■ Problem: Once you reach the line containing "Parse this screenshot: output", copy it and every line after it exactly, through the end of the data below.

■ Source material:
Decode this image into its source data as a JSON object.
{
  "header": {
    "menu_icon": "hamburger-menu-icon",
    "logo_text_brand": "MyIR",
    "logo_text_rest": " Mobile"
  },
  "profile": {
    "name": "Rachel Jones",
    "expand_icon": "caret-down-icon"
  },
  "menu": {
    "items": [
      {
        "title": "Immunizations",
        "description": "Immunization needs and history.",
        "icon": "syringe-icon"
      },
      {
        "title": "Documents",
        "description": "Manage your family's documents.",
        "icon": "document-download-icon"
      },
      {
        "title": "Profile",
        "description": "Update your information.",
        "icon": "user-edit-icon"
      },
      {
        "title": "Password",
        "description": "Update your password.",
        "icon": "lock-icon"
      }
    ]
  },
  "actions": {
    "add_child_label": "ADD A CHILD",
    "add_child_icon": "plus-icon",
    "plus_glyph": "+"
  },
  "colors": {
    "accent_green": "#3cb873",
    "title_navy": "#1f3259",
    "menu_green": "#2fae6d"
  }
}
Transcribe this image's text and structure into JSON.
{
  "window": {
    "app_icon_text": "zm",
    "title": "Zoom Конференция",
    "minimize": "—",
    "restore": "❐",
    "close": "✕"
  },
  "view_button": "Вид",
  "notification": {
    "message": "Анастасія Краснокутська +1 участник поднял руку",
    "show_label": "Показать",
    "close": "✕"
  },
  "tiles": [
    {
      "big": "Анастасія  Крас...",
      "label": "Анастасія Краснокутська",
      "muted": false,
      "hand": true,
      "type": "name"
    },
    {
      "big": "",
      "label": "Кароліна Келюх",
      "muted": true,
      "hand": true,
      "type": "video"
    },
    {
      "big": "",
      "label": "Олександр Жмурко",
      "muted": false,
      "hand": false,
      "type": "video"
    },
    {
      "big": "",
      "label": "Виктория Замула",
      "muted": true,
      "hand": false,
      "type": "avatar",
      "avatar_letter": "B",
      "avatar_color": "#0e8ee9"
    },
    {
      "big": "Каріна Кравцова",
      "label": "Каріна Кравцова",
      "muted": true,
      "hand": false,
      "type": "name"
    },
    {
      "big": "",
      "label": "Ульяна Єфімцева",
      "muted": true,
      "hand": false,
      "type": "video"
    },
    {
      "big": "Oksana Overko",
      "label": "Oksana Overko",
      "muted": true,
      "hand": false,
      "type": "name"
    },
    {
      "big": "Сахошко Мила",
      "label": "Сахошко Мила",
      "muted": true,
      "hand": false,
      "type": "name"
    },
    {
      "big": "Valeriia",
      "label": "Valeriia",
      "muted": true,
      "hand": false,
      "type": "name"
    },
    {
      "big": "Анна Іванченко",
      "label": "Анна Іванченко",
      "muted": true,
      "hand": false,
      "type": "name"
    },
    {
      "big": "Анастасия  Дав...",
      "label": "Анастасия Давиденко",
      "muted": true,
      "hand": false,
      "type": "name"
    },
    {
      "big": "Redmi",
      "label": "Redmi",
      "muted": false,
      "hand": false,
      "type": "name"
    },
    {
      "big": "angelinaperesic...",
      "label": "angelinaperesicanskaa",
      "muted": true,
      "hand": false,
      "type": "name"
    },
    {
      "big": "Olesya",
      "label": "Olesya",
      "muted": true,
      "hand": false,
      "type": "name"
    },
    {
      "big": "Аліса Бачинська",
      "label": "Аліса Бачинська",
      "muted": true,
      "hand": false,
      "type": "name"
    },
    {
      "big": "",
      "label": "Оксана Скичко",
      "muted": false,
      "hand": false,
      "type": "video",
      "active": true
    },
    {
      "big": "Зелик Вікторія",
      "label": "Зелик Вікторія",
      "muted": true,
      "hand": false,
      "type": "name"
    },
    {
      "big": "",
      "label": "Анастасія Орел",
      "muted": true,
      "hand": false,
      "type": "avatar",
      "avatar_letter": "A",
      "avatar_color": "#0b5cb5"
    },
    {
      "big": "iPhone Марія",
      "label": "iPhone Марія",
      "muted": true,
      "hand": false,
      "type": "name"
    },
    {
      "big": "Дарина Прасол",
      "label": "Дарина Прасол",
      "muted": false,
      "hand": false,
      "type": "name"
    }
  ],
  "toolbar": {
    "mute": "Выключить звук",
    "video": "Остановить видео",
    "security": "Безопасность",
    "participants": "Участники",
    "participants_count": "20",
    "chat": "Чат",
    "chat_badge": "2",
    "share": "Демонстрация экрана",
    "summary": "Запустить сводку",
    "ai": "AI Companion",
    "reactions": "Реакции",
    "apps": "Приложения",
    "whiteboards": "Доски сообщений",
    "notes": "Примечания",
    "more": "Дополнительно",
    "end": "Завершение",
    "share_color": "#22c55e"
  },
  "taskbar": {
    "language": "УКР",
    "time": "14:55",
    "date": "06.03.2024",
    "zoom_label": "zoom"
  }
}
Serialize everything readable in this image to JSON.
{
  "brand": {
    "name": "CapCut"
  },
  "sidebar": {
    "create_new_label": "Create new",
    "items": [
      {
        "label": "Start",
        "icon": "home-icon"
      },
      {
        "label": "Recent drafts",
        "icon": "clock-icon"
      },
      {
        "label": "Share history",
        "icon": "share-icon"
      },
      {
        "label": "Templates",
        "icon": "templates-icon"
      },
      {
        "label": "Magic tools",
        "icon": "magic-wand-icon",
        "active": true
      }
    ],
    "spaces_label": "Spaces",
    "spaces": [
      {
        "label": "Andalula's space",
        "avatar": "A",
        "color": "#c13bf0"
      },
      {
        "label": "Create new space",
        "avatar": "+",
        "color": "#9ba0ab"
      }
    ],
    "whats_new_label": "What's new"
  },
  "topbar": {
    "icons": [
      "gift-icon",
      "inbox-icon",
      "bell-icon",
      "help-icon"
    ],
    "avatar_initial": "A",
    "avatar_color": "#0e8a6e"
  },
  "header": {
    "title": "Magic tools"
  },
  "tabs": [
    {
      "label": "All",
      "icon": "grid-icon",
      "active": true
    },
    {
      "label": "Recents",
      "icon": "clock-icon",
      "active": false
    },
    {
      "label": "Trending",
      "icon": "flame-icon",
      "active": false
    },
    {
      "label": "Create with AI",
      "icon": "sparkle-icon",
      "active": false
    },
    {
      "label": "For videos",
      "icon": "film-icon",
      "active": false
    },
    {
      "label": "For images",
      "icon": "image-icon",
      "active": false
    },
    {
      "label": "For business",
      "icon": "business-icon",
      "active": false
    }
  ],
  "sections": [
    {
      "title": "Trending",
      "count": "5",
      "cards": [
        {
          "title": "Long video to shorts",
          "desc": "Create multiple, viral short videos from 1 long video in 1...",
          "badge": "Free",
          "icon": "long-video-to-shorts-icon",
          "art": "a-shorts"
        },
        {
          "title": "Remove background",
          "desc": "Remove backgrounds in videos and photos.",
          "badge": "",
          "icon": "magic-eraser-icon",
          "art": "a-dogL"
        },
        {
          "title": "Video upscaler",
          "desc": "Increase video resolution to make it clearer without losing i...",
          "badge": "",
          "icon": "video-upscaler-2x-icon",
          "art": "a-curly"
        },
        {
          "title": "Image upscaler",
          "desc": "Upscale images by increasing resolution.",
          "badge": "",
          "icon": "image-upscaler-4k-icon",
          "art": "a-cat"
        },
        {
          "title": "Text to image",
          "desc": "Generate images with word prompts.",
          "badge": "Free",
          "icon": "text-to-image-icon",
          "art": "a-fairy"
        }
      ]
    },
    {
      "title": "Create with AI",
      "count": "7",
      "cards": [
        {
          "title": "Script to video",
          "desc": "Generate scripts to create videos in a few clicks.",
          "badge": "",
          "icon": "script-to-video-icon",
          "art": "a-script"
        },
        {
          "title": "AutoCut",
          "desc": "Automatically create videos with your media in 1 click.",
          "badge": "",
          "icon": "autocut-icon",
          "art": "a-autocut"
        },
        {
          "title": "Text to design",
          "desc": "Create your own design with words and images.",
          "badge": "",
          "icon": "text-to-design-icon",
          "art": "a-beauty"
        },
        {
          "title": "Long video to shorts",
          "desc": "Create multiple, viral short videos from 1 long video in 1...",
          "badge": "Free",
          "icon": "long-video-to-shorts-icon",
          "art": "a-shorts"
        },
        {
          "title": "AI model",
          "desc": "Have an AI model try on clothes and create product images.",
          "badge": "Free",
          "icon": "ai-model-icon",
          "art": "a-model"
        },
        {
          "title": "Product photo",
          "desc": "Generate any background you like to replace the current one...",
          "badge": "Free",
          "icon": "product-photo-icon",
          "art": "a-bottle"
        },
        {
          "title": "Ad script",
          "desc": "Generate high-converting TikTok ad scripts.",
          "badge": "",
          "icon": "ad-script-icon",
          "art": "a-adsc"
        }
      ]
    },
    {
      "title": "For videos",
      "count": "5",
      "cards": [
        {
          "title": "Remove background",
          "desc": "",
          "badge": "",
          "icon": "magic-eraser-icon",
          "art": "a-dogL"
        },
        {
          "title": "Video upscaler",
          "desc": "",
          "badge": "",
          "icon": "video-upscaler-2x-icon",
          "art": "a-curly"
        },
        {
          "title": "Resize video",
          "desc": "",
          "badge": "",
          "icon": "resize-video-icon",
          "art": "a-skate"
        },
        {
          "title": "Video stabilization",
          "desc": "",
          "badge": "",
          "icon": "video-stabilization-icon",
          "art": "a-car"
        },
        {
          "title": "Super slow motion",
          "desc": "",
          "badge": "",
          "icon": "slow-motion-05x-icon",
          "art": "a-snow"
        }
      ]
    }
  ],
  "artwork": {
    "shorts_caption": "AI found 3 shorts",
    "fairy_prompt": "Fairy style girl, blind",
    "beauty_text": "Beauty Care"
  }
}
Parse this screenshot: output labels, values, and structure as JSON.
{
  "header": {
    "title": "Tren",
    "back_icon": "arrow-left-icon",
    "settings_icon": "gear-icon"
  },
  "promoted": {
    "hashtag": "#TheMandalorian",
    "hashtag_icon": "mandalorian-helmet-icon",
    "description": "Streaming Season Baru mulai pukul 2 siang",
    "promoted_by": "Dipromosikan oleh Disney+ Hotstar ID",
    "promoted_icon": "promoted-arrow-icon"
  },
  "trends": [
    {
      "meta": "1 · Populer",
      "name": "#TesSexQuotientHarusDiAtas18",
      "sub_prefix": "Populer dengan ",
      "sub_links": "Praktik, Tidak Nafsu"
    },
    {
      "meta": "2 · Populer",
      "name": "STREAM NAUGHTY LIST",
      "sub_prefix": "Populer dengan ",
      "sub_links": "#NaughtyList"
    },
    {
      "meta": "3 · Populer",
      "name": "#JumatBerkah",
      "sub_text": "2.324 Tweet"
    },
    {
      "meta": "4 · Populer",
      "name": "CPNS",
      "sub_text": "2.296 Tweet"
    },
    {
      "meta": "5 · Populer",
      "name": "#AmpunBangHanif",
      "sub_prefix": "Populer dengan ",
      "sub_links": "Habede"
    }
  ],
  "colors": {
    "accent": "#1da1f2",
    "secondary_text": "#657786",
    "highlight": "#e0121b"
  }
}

■ Finished task:
Parse this screenshot: output labels, values, and structure as JSON.
{
  "header": {
    "title": "Tren",
    "back_icon": "arrow-left-icon",
    "settings_icon": "gear-icon"
  },
  "promoted": {
    "hashtag": "#TheMandalorian",
    "hashtag_icon": "mandalorian-helmet-icon",
    "description": "Streaming Season Baru mulai pukul 2 siang",
    "promoted_by": "Dipromosikan oleh Disney+ Hotstar ID",
    "promoted_icon": "promoted-arrow-icon"
  },
  "trends": [
    {
      "meta": "1 · Populer",
      "name": "#TesSexQuotientHarusDiAtas18",
      "sub_prefix": "Populer dengan ",
      "sub_links": "Praktik, Tidak Nafsu"
    },
    {
      "meta": "2 · Populer",
      "name": "STREAM NAUGHTY LIST",
      "sub_prefix": "Populer dengan ",
      "sub_links": "#NaughtyList"
    },
    {
      "meta": "3 · Populer",
      "name": "#JumatBerkah",
      "sub_text": "2.324 Tweet"
    },
    {
      "meta": "4 · Populer",
      "name": "CPNS",
      "sub_text": "2.296 Tweet"
    },
    {
      "meta": "5 · Populer",
      "name": "#AmpunBangHanif",
      "sub_prefix": "Populer dengan ",
      "sub_links": "Habede"
    }
  ],
  "colors": {
    "accent": "#1da1f2",
    "secondary_text": "#657786",
    "highlight": "#e0121b"
  }
}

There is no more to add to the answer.